- Studies on how and why conceptions of the sacred, religious beliefs, doctrines, rituals and organizations of long-standing religious traditions – such as Islam, Christianity, Judaism, Buddhism or Hinduism – transform under the influence of processes of globalization, individualization, mediatization as well as changing gender relations.
- Studies dealing with trends of believing without belonging, i.e. non-institutionalized beliefs, personal ‘bricolage’ and privatized conceptions of the sacred outside the Churches, Chapels and Mosques. Encouraged are also studies addressing new, more informal ways of ‘belonging’, religious communication and collective effervescence, i.e. in loose social networks, discussion groups or virtual communities on the internet.
- Studies covering popular religion and post-traditional spirituality, i.e., New Age, esotericism, paganism, occultism, discussing for instance an epistemological turn from belief to experience and emotion; a shifting emphasis from transcendence to immanence; from seriousness to playfulness; or a transition from dualism to monism.

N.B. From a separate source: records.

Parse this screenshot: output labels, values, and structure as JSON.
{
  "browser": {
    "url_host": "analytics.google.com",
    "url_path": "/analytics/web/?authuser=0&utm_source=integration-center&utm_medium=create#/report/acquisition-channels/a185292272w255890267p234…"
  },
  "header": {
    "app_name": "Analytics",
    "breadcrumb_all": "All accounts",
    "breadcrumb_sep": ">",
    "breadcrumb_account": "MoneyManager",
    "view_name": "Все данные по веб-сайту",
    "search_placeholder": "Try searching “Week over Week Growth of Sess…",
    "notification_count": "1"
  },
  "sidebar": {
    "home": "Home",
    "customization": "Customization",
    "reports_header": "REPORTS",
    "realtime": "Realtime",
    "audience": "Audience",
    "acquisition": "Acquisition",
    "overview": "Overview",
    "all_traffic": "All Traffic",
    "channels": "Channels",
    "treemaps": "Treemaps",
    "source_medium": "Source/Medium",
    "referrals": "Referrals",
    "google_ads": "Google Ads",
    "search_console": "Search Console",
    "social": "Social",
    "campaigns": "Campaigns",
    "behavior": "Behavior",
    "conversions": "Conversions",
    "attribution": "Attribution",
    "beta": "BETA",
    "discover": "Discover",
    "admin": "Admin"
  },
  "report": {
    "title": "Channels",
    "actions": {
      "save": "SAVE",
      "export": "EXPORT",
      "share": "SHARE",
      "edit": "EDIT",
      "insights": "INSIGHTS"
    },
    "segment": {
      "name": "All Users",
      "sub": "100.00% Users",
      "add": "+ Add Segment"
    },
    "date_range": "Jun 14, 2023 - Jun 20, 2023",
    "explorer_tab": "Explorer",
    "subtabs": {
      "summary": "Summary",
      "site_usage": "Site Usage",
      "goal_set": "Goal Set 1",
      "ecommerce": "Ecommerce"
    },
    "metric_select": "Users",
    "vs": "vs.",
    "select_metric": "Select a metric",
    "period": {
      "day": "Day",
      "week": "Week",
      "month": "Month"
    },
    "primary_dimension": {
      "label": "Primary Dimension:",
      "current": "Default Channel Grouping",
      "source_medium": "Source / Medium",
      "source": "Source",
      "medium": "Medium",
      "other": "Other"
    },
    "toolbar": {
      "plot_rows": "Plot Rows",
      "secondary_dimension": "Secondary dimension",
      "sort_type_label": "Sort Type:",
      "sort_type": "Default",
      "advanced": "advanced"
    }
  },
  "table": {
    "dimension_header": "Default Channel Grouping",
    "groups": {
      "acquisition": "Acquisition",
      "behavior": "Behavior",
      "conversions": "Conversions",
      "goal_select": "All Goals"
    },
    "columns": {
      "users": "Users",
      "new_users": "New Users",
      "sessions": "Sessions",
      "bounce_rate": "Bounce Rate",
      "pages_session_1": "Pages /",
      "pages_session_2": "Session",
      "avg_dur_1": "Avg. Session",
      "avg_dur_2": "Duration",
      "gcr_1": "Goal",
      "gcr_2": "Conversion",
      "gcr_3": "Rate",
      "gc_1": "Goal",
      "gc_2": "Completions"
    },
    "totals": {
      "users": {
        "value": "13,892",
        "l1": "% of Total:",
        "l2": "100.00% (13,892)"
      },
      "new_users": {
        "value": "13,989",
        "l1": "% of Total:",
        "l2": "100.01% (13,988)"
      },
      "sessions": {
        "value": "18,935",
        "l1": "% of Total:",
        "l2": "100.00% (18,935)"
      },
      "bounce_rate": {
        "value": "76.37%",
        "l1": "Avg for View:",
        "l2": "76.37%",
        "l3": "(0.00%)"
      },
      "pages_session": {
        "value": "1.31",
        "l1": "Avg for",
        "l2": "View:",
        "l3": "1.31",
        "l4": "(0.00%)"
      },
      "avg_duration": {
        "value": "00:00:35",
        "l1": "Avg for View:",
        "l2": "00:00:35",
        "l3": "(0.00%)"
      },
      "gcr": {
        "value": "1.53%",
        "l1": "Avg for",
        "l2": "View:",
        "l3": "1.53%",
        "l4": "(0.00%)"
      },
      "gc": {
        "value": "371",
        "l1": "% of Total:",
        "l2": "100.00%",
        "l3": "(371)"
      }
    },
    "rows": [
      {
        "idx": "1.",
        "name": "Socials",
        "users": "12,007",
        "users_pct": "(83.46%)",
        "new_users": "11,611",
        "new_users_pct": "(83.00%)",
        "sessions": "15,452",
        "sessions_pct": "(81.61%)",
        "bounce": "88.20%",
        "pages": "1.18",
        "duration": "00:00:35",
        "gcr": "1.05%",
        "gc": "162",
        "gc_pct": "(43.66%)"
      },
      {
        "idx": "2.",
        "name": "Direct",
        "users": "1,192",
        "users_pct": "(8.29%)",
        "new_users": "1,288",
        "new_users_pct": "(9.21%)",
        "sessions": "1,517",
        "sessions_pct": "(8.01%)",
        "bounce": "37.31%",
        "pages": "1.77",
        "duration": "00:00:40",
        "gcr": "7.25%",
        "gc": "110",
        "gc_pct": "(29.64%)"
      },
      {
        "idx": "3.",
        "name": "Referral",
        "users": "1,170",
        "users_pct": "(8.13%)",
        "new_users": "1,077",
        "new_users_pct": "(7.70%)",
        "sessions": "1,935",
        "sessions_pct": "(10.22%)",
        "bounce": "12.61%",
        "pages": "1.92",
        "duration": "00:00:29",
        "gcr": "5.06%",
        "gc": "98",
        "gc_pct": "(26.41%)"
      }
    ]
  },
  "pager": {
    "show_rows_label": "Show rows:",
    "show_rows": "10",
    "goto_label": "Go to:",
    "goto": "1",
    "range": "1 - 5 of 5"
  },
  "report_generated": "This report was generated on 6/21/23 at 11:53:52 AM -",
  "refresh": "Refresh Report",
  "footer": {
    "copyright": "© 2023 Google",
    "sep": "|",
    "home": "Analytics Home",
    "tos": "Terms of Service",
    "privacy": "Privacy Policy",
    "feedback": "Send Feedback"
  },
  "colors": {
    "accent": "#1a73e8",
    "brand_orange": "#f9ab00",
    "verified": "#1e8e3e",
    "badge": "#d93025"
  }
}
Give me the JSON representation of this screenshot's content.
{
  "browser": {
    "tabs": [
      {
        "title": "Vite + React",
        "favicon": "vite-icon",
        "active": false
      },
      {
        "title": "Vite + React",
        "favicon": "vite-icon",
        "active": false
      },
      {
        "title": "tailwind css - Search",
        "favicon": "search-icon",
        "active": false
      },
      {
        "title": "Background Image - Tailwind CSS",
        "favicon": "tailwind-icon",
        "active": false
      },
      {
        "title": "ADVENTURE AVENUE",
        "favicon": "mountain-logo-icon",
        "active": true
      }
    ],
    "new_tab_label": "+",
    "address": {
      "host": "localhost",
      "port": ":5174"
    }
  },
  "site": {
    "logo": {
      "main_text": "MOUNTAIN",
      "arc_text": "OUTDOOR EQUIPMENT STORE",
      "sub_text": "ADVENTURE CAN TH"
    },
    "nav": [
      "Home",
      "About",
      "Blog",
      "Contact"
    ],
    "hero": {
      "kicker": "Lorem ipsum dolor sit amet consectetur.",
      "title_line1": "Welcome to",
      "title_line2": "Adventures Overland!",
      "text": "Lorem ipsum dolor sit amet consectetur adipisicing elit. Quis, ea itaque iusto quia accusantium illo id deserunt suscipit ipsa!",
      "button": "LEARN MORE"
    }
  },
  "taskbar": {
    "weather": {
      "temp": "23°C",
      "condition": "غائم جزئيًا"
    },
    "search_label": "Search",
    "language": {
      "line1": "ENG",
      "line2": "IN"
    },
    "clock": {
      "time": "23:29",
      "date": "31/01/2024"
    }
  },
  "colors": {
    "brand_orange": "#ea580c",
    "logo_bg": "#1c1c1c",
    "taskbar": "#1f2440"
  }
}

- Studies dealing with implicit religion, i.e. addressing a re-location of the sacred to seemingly secular domains in society such as self-identity, sports, modern science and technology. This avenue of research may also include the place and meaning of the sacred (i.e., religious narratives, symbols and images) in popular media texts – in novels, films, series on television or computer games.
These topics are rough guidelines; papers dealing with religious change and the transformation of the sacred in Europe and beyond other than these outlined above are also very welcome. Furthermore we invite PhD and post-doc candidates to contribute to a poster session, including work in progress; the best poster will get a – small, but nice – prize.
Dates & Deadlines in 2012
March 15 Submission of abstracts and online registration starts
April 20 Submission of abstracts ends
May 10 Acceptance of abstracts
June 30 Early-bird registration ends
September 3 – 5 Conference
For further information, please visit: http://www.esareligion.org
“Del de Chant’s The Sacred Santa (2002) […] disagrees with those who argue that Christmas has been secularised. Rather, de Chant contends that Christians have lost the holiday to a cultural religion in which meaning and value emerges from elaborate practices of commercial acquisition and consumption. He builds a narrative about this ‘religion of consumption’ that helps us make sense of a complex social phenomenon.”
From Mahan, Jeffrey H. 2007. Reflections on the Past and Future of the Study of Religion and Popular Culture. In Between Sacred and Profane: Researching Religion and Popular Culture, ed. Gordon Lynch, 47-62. London: I.B. Tauris, p. 54.
I HAVE to see this book. Seemingly it sums up position on Christmas. Christians do not have a monopoly on the ‘true’ meaning of Christmas. In fact, if anything, the ‘true’ meaning is now what De Chant seems to describe.
Anyone read it?
Love it… the perfect summary of a difficulty associated with the term “religion”:
“In the history of theorising “religion” the term has tended to fidget nervously in its own opaqueness and […has therefore] not infrequently transvested itself to play peek-a-boo behind substitute terms such as “the holy” […] or “the sacred” […]. However, both of these substitute terms are equally mysterious, making their use conducive to explaining obscurium per obscurious, to account for one mystery by means of other mysteries.”
Braun, Willi. 2000. Religion. In Guide to the Study of Religion, ed. Willi Braun and Russell T McCutcheon, 3-18. London: Cassell, p. 5.